INSTRUCTIONS TO FOLLOW —
Read the entries below and pull out each line with the string "image".
****************
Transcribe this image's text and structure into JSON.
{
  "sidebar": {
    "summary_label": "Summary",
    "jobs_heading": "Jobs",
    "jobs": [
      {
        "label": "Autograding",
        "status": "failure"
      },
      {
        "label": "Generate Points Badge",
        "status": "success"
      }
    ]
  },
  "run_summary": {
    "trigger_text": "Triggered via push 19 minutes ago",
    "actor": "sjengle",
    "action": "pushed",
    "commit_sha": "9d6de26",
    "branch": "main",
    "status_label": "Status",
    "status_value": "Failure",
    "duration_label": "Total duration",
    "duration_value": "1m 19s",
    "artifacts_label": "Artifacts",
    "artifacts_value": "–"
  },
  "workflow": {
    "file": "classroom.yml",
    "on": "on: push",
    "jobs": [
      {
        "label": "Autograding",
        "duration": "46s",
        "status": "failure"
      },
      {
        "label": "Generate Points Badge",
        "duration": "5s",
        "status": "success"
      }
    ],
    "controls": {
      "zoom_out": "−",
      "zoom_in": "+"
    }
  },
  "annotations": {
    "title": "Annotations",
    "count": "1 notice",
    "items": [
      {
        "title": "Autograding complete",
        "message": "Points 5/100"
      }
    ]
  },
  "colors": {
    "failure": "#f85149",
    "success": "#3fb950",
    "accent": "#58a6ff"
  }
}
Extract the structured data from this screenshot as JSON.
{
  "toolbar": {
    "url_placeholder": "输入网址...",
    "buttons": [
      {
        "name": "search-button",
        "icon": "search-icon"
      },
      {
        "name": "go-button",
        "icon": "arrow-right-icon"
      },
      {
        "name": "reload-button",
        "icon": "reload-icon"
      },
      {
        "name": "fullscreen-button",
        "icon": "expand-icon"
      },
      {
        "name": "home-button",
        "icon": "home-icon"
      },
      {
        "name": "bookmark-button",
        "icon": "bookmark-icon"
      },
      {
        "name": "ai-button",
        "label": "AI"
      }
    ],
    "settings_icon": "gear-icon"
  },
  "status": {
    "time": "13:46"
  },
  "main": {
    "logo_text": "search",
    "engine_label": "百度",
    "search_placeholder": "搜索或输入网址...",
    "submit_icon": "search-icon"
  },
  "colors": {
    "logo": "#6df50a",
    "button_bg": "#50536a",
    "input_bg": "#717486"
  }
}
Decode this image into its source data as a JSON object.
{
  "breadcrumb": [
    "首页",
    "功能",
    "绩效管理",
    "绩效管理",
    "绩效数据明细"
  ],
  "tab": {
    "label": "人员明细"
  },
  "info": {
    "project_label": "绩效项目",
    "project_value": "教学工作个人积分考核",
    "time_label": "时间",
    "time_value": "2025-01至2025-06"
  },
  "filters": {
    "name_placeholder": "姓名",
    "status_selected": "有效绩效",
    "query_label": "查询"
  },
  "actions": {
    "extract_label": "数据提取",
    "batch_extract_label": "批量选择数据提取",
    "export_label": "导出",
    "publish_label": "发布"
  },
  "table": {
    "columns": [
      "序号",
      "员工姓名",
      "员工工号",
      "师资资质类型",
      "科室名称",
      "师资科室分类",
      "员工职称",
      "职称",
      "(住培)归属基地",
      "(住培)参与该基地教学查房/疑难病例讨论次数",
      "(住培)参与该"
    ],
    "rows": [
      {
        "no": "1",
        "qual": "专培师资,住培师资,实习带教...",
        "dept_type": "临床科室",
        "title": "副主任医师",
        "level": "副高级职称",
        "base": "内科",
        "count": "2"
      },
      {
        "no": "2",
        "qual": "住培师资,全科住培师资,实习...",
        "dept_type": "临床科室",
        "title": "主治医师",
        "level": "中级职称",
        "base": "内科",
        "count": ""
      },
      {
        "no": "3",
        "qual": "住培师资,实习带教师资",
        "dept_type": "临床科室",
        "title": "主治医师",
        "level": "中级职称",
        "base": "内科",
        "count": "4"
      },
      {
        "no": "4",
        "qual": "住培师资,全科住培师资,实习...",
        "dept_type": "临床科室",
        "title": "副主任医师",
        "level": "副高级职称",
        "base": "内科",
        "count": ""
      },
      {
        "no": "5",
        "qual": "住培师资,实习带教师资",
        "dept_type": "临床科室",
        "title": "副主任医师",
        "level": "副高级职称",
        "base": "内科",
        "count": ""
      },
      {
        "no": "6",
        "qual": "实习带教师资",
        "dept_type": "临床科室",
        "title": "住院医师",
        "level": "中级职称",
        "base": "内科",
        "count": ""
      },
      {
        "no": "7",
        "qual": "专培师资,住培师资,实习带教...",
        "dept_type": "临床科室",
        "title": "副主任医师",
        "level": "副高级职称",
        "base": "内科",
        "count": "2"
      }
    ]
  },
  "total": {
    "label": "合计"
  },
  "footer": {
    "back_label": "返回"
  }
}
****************
EXERCISE RESULT —
Transcribe this image's text and structure into JSON.
Decode this image into its source data as a JSON object.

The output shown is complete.